Tillerson, Mattis rebuff Bannon claim of no 'military solution' for North Korea

Secretary of State Rex Tillerson and Defense Secretary Jim Mattis on Thursday rebuffed White House chief strategist Steve Bannon’s claim to a liberal magazine that “there’s no military solution” for North Korea’s nuclear threats.

Bannon unloaded in an interview published late Wednesday by The American Prospect. He hammered the importance of what he called the “economic war with China,” dubbing the tensions with Pyongyang a “sideshow” and rejecting the notion there’s a military solution.

Asked Thursday about those comments, Tillerson and Mattis pushed back.


In this photo taken April 29, 2017, Steve Bannon, chief White House strategist to President Donald Trump is seen in Harrisburg, Pa. The Campaign Legal Center is complaining in a letter to the White House that Bannon may be illegally accepting outside professional services.(AP Photo/Carolyn Kaster) (AP)

“We have been quite clear as to what the policy and the posture toward North Korea is,” Tillerson said. “… We are prepared. We’re prepared militarily, we’re prepared with our allies to respond if that is necessary.”


While saying he did not want to comment specifically on Bannon’s interview, Tillerson said the threat from Pyongyang had “to be backed by a strong military consequence if North Korea chooses wrongly.”

He noted that a military option is not the preferred course and allies continue to work to bring pressure on North Korea through other means.

Mattis also said there would be strong military consequences for the North Korean regime, echoing past statements that an attack on Guam or any other U.S. land would mean war.

Tillerson and Mattis spoke after meeting with their Japanese counterparts at the State Department.

Earlier this week, Kim Jong Un seemed to back down on threats of an attack following days of escalating warnings between Pyongyang and Washington.

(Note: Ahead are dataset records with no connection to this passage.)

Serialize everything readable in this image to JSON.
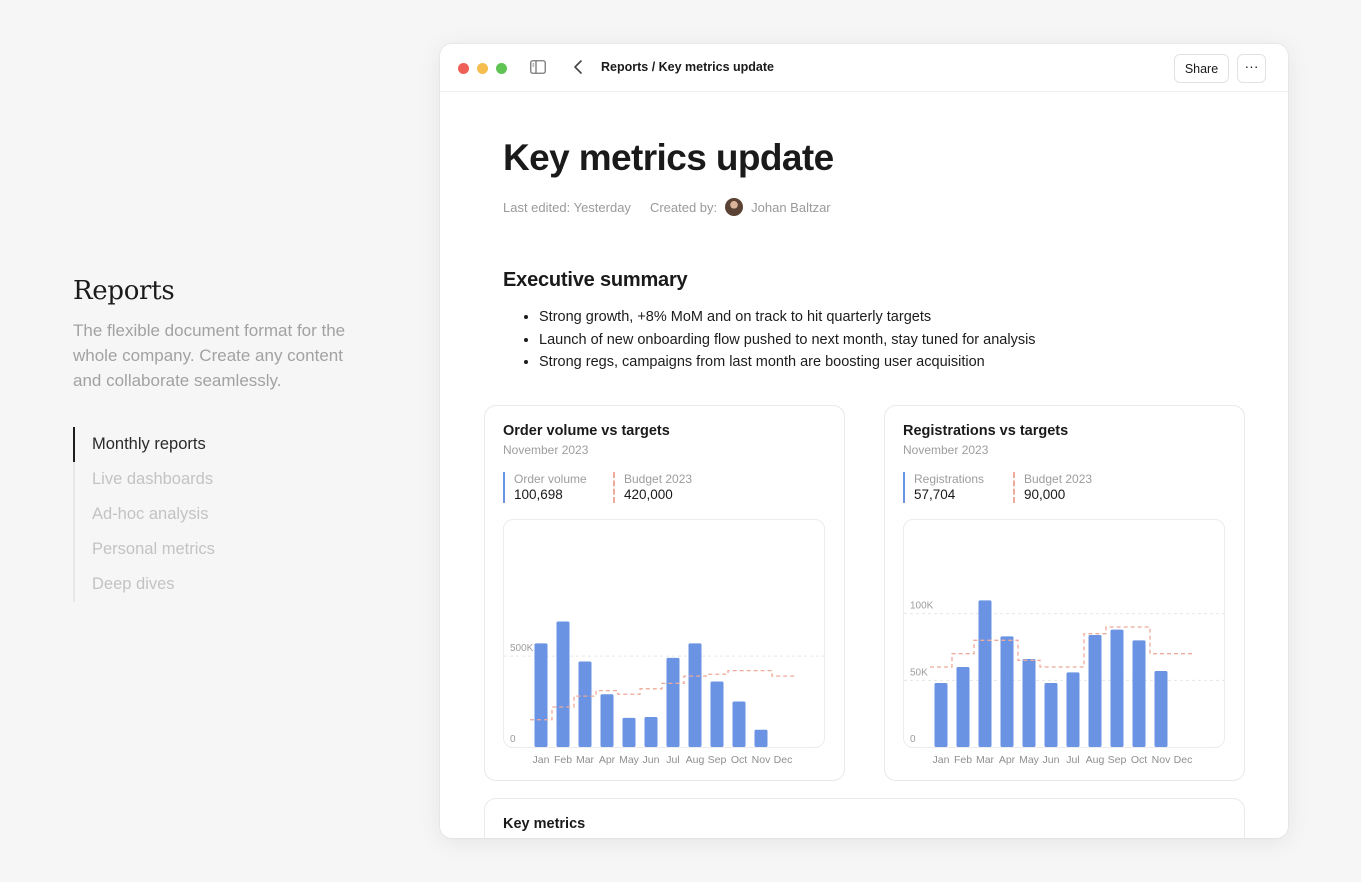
{
  "left_panel": {
    "title": "Reports",
    "description": "The flexible document format for the whole company. Create any content and collaborate seamlessly.",
    "nav": [
      {
        "label": "Monthly reports",
        "active": true
      },
      {
        "label": "Live dashboards",
        "active": false
      },
      {
        "label": "Ad-hoc analysis",
        "active": false
      },
      {
        "label": "Personal metrics",
        "active": false
      },
      {
        "label": "Deep dives",
        "active": false
      }
    ]
  },
  "window": {
    "breadcrumb": "Reports / Key metrics update",
    "share_label": "Share",
    "more_label": "···",
    "icons": [
      "sidebar-toggle-icon",
      "chevron-left-icon"
    ]
  },
  "document": {
    "title": "Key metrics update",
    "last_edited": "Last edited: Yesterday",
    "created_by_label": "Created by:",
    "author": "Johan Baltzar",
    "summary_title": "Executive summary",
    "bullets": [
      "Strong growth, +8% MoM and on track to hit quarterly targets",
      "Launch of new onboarding flow pushed to next month, stay tuned for analysis",
      "Strong regs, campaigns from last month are boosting user acquisition"
    ],
    "key_metrics_title": "Key metrics"
  },
  "colors": {
    "bar": "#6a93e4",
    "target": "#eeaa9a"
  },
  "chart_data": [
    {
      "type": "bar",
      "title": "Order volume vs targets",
      "subtitle": "November 2023",
      "legend": [
        {
          "label": "Order volume",
          "value": "100,698",
          "style": "solid"
        },
        {
          "label": "Budget 2023",
          "value": "420,000",
          "style": "dashed"
        }
      ],
      "categories": [
        "Jan",
        "Feb",
        "Mar",
        "Apr",
        "May",
        "Jun",
        "Jul",
        "Aug",
        "Sep",
        "Oct",
        "Nov",
        "Dec"
      ],
      "ylim": [
        0,
        1100000
      ],
      "yticks": [
        {
          "value": 0,
          "label": "0"
        },
        {
          "value": 500000,
          "label": "500K"
        }
      ],
      "series": [
        {
          "kind": "bar",
          "values": [
            570000,
            690000,
            470000,
            290000,
            160000,
            165000,
            490000,
            570000,
            360000,
            250000,
            95000,
            null
          ]
        },
        {
          "kind": "target",
          "values": [
            150000,
            220000,
            280000,
            310000,
            290000,
            320000,
            350000,
            390000,
            400000,
            420000,
            420000,
            390000
          ]
        }
      ]
    },
    {
      "type": "bar",
      "title": "Registrations vs targets",
      "subtitle": "November 2023",
      "legend": [
        {
          "label": "Registrations",
          "value": "57,704",
          "style": "solid"
        },
        {
          "label": "Budget 2023",
          "value": "90,000",
          "style": "dashed"
        }
      ],
      "categories": [
        "Jan",
        "Feb",
        "Mar",
        "Apr",
        "May",
        "Jun",
        "Jul",
        "Aug",
        "Sep",
        "Oct",
        "Nov",
        "Dec"
      ],
      "ylim": [
        0,
        150000
      ],
      "yticks": [
        {
          "value": 0,
          "label": "0"
        },
        {
          "value": 50000,
          "label": "50K"
        },
        {
          "value": 100000,
          "label": "100K"
        }
      ],
      "series": [
        {
          "kind": "bar",
          "values": [
            48000,
            60000,
            110000,
            83000,
            66000,
            48000,
            56000,
            84000,
            88000,
            80000,
            57000,
            null
          ]
        },
        {
          "kind": "target",
          "values": [
            60000,
            70000,
            80000,
            80000,
            65000,
            60000,
            60000,
            85000,
            90000,
            90000,
            70000,
            70000
          ]
        }
      ]
    }
  ]
}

In his American Prospect interview, Bannon suggested the real conflict – an economic one – is with China.

“There’s no military solution [to North Korea’s nuclear threats], forget it,” the magazine quoted him as saying. “Until somebody solves the part of the equation that shows me that ten million people in Seoul don’t die in the first 30 minutes from conventional weapons, I don’t know what you’re talking about, there’s no military solution here, they got us.”